Bad policies should ideally become good lessons. However, not much was learnt from the decade old bumbling by the UPA-2 government to associate NGOs with political intercession and capping their administrative expenses at 50 per cent. The recent amendment to the FCRA affects NGOs that are dependent on foreign contributions. The government has argued that there is a need for regulation of the inflow and utilisation of foreign funds to ensure that they are not used to hurt national interest.
Several organisations that are dependent on funding for their research and implementation activities, including not-for-profit organisations, have contractual agreements with other institutions and agencies that are a part of this elaborate ecosystem. The fast-track enactment of the new rules has made it challenging for such organisations to adjust their tie-ups, thereby hampering the valuable backward and forward linkages.
The new rules are a follow-up on the amendments to the FCRA that were passed in the last session of Parliament. In the newly notified rules, the Centre has made an insertion on Rule Nine (obtaining registration or prior permission to receive foreign funds), making the process more cumbersome for organisations.
Even though FCRA-reliant non-profit organisations are limited in number, the foreign funds received by some big NGOs in India are used for sub-granting purposes. This way, small-ticket grants are disseminated to micro NGOs to help them overcome the challenge of submitting elaborate grant applications and comply with stringent norms. However, transfer of funds from one NGO to another is now prohibited.
The ongoing pandemic has caused joblessness among the low-skilled workers and higher levels of debt among households and micro, small and medium enterprises in several parts of the world. The two are inherently cyclical. Domestic workers and daily-wage contract workers are trapped in cycles of debt, while small business units become victims of predatory lending terms. Australia, Hong Kong and Singapore are among a large number of countries where the NGO sector is actively involved in helping individuals and small units manage their debt.
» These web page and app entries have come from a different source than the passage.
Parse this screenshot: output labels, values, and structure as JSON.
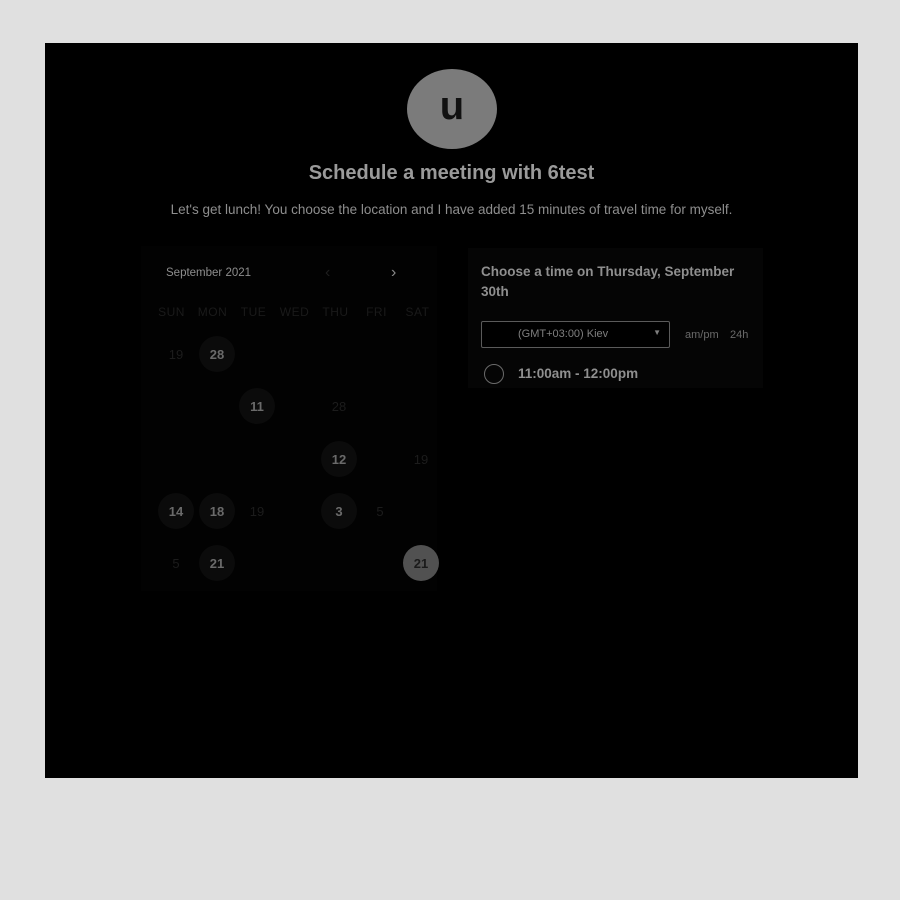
{
  "profile": {
    "avatar_letter": "u",
    "title": "Schedule a meeting with 6test",
    "description": "Let's get lunch! You choose the location and I have added 15 minutes of travel time for myself."
  },
  "calendar": {
    "month_label": "September 2021",
    "prev_icon": "‹",
    "next_icon": "›",
    "weekdays": [
      "SUN",
      "MON",
      "TUE",
      "WED",
      "THU",
      "FRI",
      "SAT"
    ],
    "days": [
      {
        "label": "19",
        "state": "dim"
      },
      {
        "label": "28",
        "state": "available"
      },
      {
        "label": "11",
        "state": "available"
      },
      {
        "label": "28",
        "state": "dim"
      },
      {
        "label": "12",
        "state": "available"
      },
      {
        "label": "19",
        "state": "dim"
      },
      {
        "label": "14",
        "state": "available"
      },
      {
        "label": "18",
        "state": "available"
      },
      {
        "label": "19",
        "state": "dim"
      },
      {
        "label": "3",
        "state": "available"
      },
      {
        "label": "5",
        "state": "dim"
      },
      {
        "label": "5",
        "state": "dim"
      },
      {
        "label": "21",
        "state": "available"
      },
      {
        "label": "21",
        "state": "selected"
      }
    ]
  },
  "time_panel": {
    "heading": "Choose a time on Thursday, September 30th",
    "timezone": "(GMT+03:00) Kiev",
    "format_ampm": "am/pm",
    "format_24h": "24h",
    "slots": [
      {
        "label": "11:00am - 12:00pm"
      }
    ]
  },
  "colors": {
    "background": "#000000",
    "outer": "#e0e0e0",
    "avatar": "#7b7b7b",
    "selected_day": "#515151"
  }
}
The sweeping changes being introduced in India to regulate the NGO sector will hinder their ability to assist the economically fragile and vulnerable people who are most affected by the pandemic.
The administration, marketing and impact evaluation of projects on primary school education, immunisation, sanitation, and maternal health may be easier compared to those in land rights, RTI, gender equality, and deforestation. The new rules tilt the balance of incentives in favour of selected areas and at the cost of other priority areas. The bolts on administrative expenses have been tightened more and brought down to 20 per cent.
The intention of this change is to ensure that resources are diverted towards productive public welfare activities. However, the low-cost, motivated mobile workforce of NGOs and their ability to work effectively in disconnected and neglected areas are the hallmark of development work, which would get severely affected by this move.
The new rules state that “any organisation seeking registration under the FCRA must have operated for at least three years” and it should have spent “a minimum amount of Rs 5 lakh on its core activities for the benefit of society during the last three years”. While on the one hand political parties in India can access funds from abroad through electoral bonds, the rules for NGOs seeking foreign funding have been further tightened.
The role of NGOs, which was hailed by the Prime Minister during summer this year, is paramount in battling the COVID-19 pandemic and providing critical support to our fragile healthcare system. The Draft Companies (Corporate Social Responsibility) Amendment Rules, 2020 that was released earlier this year could hurt the non-profit sector even more. According to the draft, registered societies and trusts would become ineligible to receive funds earmarked under CSR.
“Non-governmental” efforts and funding should also be seen in light of cumulative and ineffective government action and lack of incentives for the private sector to get involved. Hypothetically, if safeguarding human rights and preserving gender equality could be transacted in the market, societies would reach the desired socio-economic equilibrium fairly quickly. While some non-profit organisations may have vested interests that are divergent from public welfare, several non-profit organisations are the essential third-wheel in public policy and welfare in a participative democracy.
Pathak is PhD Scholar at Jawaharlal Nehru University and Bharadwaj works at O.P. Jindal Global University. Views are personal